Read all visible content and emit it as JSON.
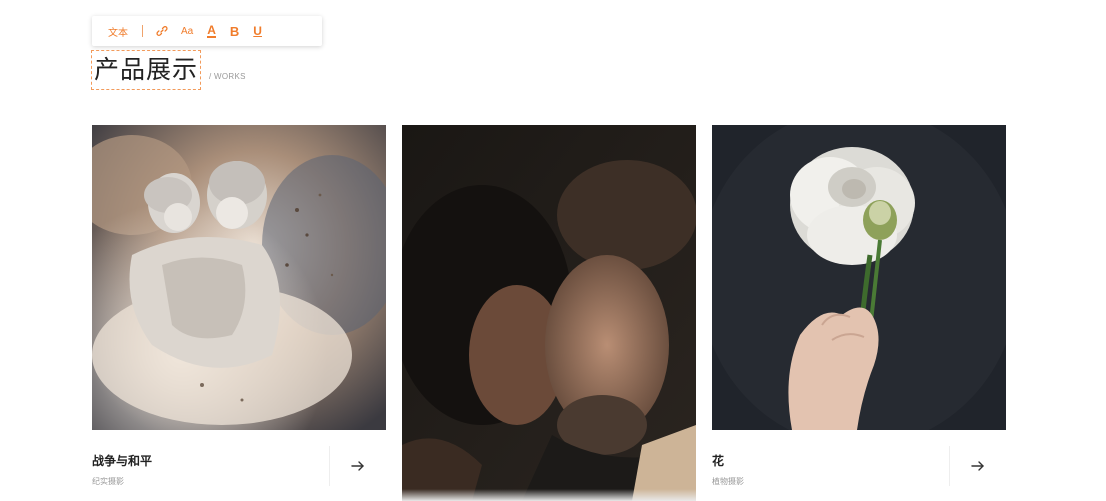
{
  "toolbar": {
    "text_label": "文本",
    "font_size_label": "Aa",
    "color_label": "A",
    "bold_label": "B",
    "underline_label": "U",
    "accent_color": "#f07c2b"
  },
  "section": {
    "title": "产品展示",
    "subtitle": "/ WORKS"
  },
  "cards": [
    {
      "title": "战争与和平",
      "subtitle": "纪实摄影",
      "image": "cherub-statues-dust-photo"
    },
    {
      "title": "",
      "subtitle": "",
      "image": "couple-embrace-dark-photo"
    },
    {
      "title": "花",
      "subtitle": "植物摄影",
      "image": "white-rose-in-hand-photo"
    }
  ]
}
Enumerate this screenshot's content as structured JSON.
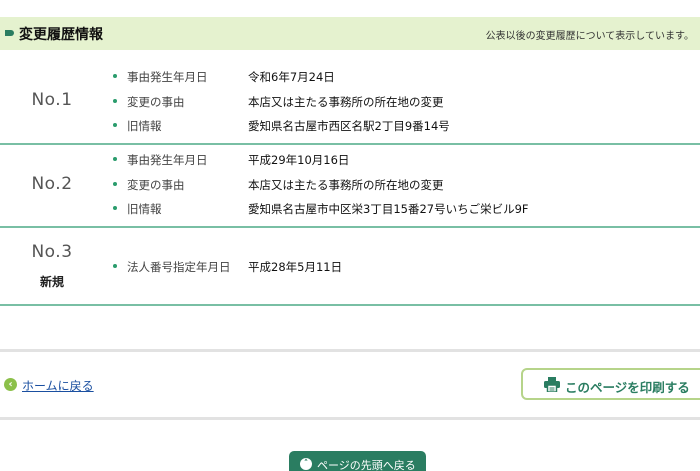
{
  "header": {
    "title": "変更履歴情報",
    "note": "公表以後の変更履歴について表示しています。"
  },
  "records": [
    {
      "no": "No.1",
      "sub": "",
      "rows": [
        {
          "label": "事由発生年月日",
          "value": "令和6年7月24日"
        },
        {
          "label": "変更の事由",
          "value": "本店又は主たる事務所の所在地の変更"
        },
        {
          "label": "旧情報",
          "value": "愛知県名古屋市西区名駅2丁目9番14号"
        }
      ]
    },
    {
      "no": "No.2",
      "sub": "",
      "rows": [
        {
          "label": "事由発生年月日",
          "value": "平成29年10月16日"
        },
        {
          "label": "変更の事由",
          "value": "本店又は主たる事務所の所在地の変更"
        },
        {
          "label": "旧情報",
          "value": "愛知県名古屋市中区栄3丁目15番27号いちご栄ビル9F"
        }
      ]
    },
    {
      "no": "No.3",
      "sub": "新規",
      "rows": [
        {
          "label": "法人番号指定年月日",
          "value": "平成28年5月11日"
        }
      ]
    }
  ],
  "footer": {
    "home_link": "ホームに戻る",
    "print_button": "このページを印刷する",
    "top_button": "ページの先頭へ戻る"
  },
  "colors": {
    "accent": "#2a7d61",
    "header_bg": "#e5f2cf",
    "link": "#1a4fa0"
  },
  "icons": {
    "home": "chevron-left-circle-icon",
    "print": "printer-icon",
    "top": "chevron-up-circle-icon"
  }
}
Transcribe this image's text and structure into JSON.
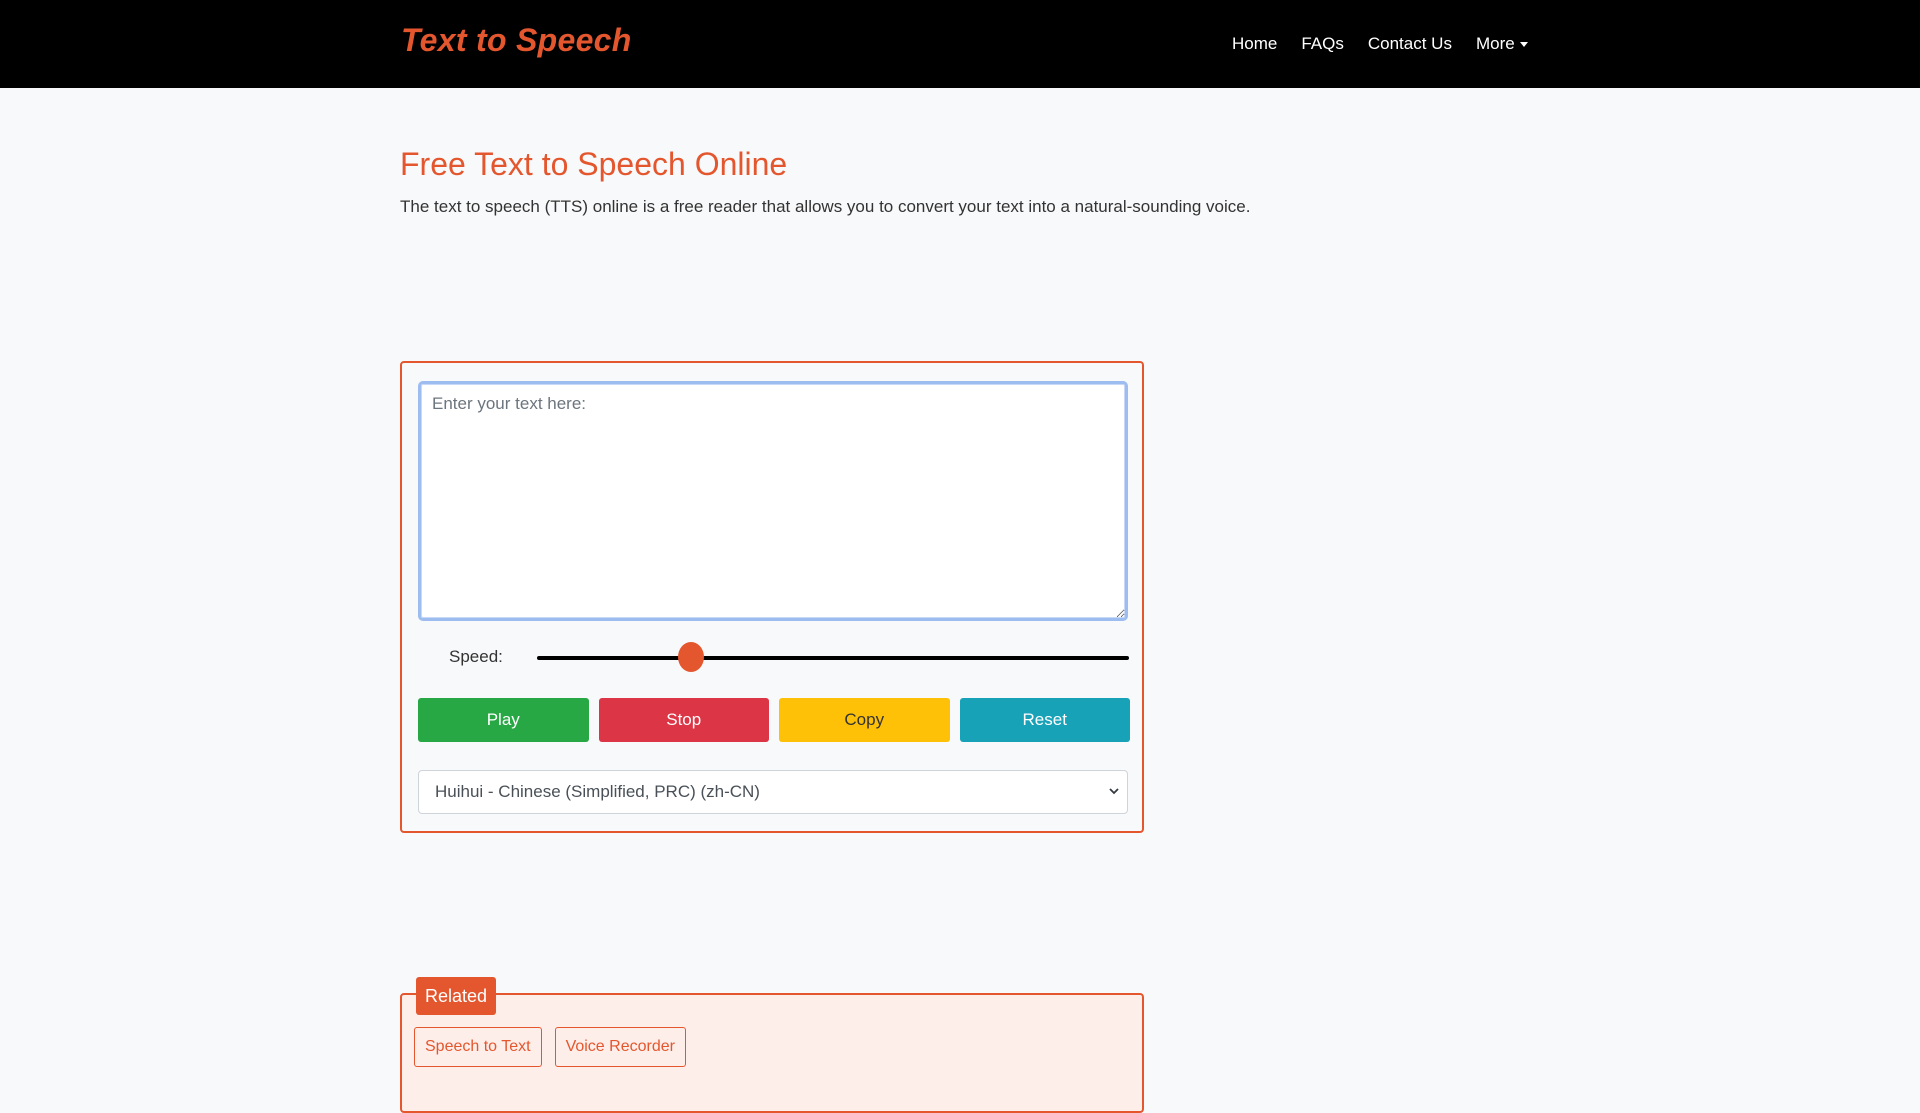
{
  "brand": "Text to Speech",
  "nav": {
    "items": [
      "Home",
      "FAQs",
      "Contact Us"
    ],
    "more_label": "More"
  },
  "page": {
    "title": "Free Text to Speech Online",
    "description": "The text to speech (TTS) online is a free reader that allows you to convert your text into a natural-sounding voice."
  },
  "tts": {
    "text_value": "",
    "text_placeholder": "Enter your text here:",
    "speed_label": "Speed:",
    "speed_level": 0.26,
    "buttons": {
      "play": "Play",
      "stop": "Stop",
      "copy": "Copy",
      "reset": "Reset"
    },
    "voice_selected": "Huihui - Chinese (Simplified, PRC) (zh-CN)"
  },
  "related": {
    "label": "Related",
    "links": [
      "Speech to Text",
      "Voice Recorder"
    ]
  },
  "colors": {
    "accent": "#e4572e",
    "play": "#28a745",
    "stop": "#dc3545",
    "copy": "#ffc107",
    "reset": "#17a2b8"
  }
}
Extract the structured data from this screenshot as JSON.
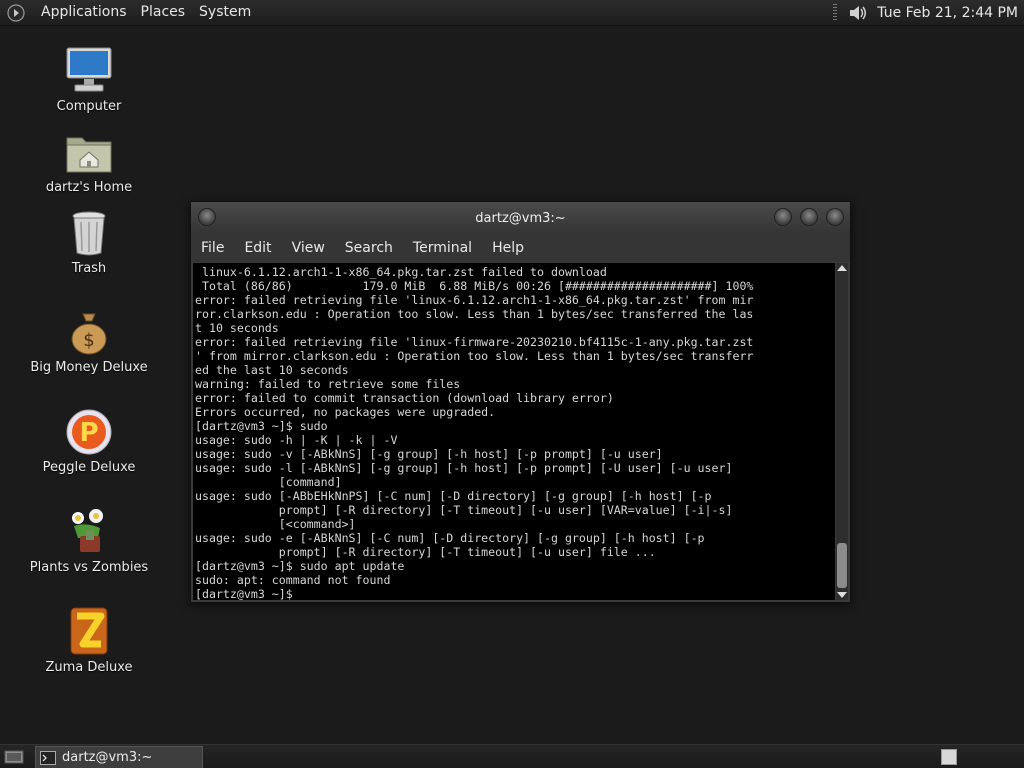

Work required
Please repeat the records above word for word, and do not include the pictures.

Task answer
Read all visible content and emit it as JSON.
{
  "toolbar": {
    "text_label": "文本",
    "font_size_label": "Aa",
    "color_label": "A",
    "bold_label": "B",
    "underline_label": "U",
    "accent_color": "#f07c2b"
  },
  "section": {
    "title": "产品展示",
    "subtitle": "/ WORKS"
  },
  "cards": [
    {
      "title": "战争与和平",
      "subtitle": "纪实摄影",
      "image": "cherub-statues-dust-photo"
    },
    {
      "title": "",
      "subtitle": "",
      "image": "couple-embrace-dark-photo"
    },
    {
      "title": "花",
      "subtitle": "植物摄影",
      "image": "white-rose-in-hand-photo"
    }
  ]
}
Enumerate this screenshot's content as structured JSON.
{
  "header": {
    "title": "変更履歴情報",
    "note": "公表以後の変更履歴について表示しています。"
  },
  "records": [
    {
      "no": "No.1",
      "sub": "",
      "rows": [
        {
          "label": "事由発生年月日",
          "value": "令和6年7月24日"
        },
        {
          "label": "変更の事由",
          "value": "本店又は主たる事務所の所在地の変更"
        },
        {
          "label": "旧情報",
          "value": "愛知県名古屋市西区名駅2丁目9番14号"
        }
      ]
    },
    {
      "no": "No.2",
      "sub": "",
      "rows": [
        {
          "label": "事由発生年月日",
          "value": "平成29年10月16日"
        },
        {
          "label": "変更の事由",
          "value": "本店又は主たる事務所の所在地の変更"
        },
        {
          "label": "旧情報",
          "value": "愛知県名古屋市中区栄3丁目15番27号いちご栄ビル9F"
        }
      ]
    },
    {
      "no": "No.3",
      "sub": "新規",
      "rows": [
        {
          "label": "法人番号指定年月日",
          "value": "平成28年5月11日"
        }
      ]
    }
  ],
  "footer": {
    "home_link": "ホームに戻る",
    "print_button": "このページを印刷する",
    "top_button": "ページの先頭へ戻る"
  },
  "colors": {
    "accent": "#2a7d61",
    "header_bg": "#e5f2cf",
    "link": "#1a4fa0"
  },
  "icons": {
    "home": "chevron-left-circle-icon",
    "print": "printer-icon",
    "top": "chevron-up-circle-icon"
  }
}
Transcribe this image's text and structure into JSON.
{
  "brand": "Text to Speech",
  "nav": {
    "items": [
      "Home",
      "FAQs",
      "Contact Us"
    ],
    "more_label": "More"
  },
  "page": {
    "title": "Free Text to Speech Online",
    "description": "The text to speech (TTS) online is a free reader that allows you to convert your text into a natural-sounding voice."
  },
  "tts": {
    "text_value": "",
    "text_placeholder": "Enter your text here:",
    "speed_label": "Speed:",
    "speed_level": 0.26,
    "buttons": {
      "play": "Play",
      "stop": "Stop",
      "copy": "Copy",
      "reset": "Reset"
    },
    "voice_selected": "Huihui - Chinese (Simplified, PRC) (zh-CN)"
  },
  "related": {
    "label": "Related",
    "links": [
      "Speech to Text",
      "Voice Recorder"
    ]
  },
  "colors": {
    "accent": "#e4572e",
    "play": "#28a745",
    "stop": "#dc3545",
    "copy": "#ffc107",
    "reset": "#17a2b8"
  }
}
Extract the structured data from this screenshot as JSON.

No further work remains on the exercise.